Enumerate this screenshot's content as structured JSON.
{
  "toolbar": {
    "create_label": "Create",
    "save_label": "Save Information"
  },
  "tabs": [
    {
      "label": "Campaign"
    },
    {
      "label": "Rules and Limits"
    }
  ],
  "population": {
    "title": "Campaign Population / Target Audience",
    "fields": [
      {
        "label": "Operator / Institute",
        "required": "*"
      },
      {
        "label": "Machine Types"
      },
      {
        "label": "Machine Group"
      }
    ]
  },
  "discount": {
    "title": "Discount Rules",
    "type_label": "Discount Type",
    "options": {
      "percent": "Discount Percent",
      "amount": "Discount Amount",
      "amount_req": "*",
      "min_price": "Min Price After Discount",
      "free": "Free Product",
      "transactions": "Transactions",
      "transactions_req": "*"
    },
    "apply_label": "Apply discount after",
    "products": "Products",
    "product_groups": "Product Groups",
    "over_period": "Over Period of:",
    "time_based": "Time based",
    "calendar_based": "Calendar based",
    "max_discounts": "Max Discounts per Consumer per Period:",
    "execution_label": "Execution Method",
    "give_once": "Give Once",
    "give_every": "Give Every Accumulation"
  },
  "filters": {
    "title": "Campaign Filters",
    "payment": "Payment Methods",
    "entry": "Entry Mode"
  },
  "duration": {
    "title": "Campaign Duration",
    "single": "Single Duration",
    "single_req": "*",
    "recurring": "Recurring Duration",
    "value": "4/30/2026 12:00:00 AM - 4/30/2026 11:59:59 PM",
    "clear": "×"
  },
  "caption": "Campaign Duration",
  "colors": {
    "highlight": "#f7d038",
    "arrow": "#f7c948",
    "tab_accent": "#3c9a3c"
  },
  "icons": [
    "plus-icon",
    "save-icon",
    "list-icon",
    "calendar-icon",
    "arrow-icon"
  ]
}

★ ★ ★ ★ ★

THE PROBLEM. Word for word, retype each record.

SOLUTION FOR THIS TASK.
Enumerate this screenshot's content as structured JSON.
{
  "toolbar": {
    "create_label": "Create",
    "save_label": "Save Information"
  },
  "tabs": [
    {
      "label": "Campaign"
    },
    {
      "label": "Rules and Limits"
    }
  ],
  "population": {
    "title": "Campaign Population / Target Audience",
    "fields": [
      {
        "label": "Operator / Institute",
        "required": "*"
      },
      {
        "label": "Machine Types"
      },
      {
        "label": "Machine Group"
      }
    ]
  },
  "discount": {
    "title": "Discount Rules",
    "type_label": "Discount Type",
    "options": {
      "percent": "Discount Percent",
      "amount": "Discount Amount",
      "amount_req": "*",
      "min_price": "Min Price After Discount",
      "free": "Free Product",
      "transactions": "Transactions",
      "transactions_req": "*"
    },
    "apply_label": "Apply discount after",
    "products": "Products",
    "product_groups": "Product Groups",
    "over_period": "Over Period of:",
    "time_based": "Time based",
    "calendar_based": "Calendar based",
    "max_discounts": "Max Discounts per Consumer per Period:",
    "execution_label": "Execution Method",
    "give_once": "Give Once",
    "give_every": "Give Every Accumulation"
  },
  "filters": {
    "title": "Campaign Filters",
    "payment": "Payment Methods",
    "entry": "Entry Mode"
  },
  "duration": {
    "title": "Campaign Duration",
    "single": "Single Duration",
    "single_req": "*",
    "recurring": "Recurring Duration",
    "value": "4/30/2026 12:00:00 AM - 4/30/2026 11:59:59 PM",
    "clear": "×"
  },
  "caption": "Campaign Duration",
  "colors": {
    "highlight": "#f7d038",
    "arrow": "#f7c948",
    "tab_accent": "#3c9a3c"
  },
  "icons": [
    "plus-icon",
    "save-icon",
    "list-icon",
    "calendar-icon",
    "arrow-icon"
  ]
}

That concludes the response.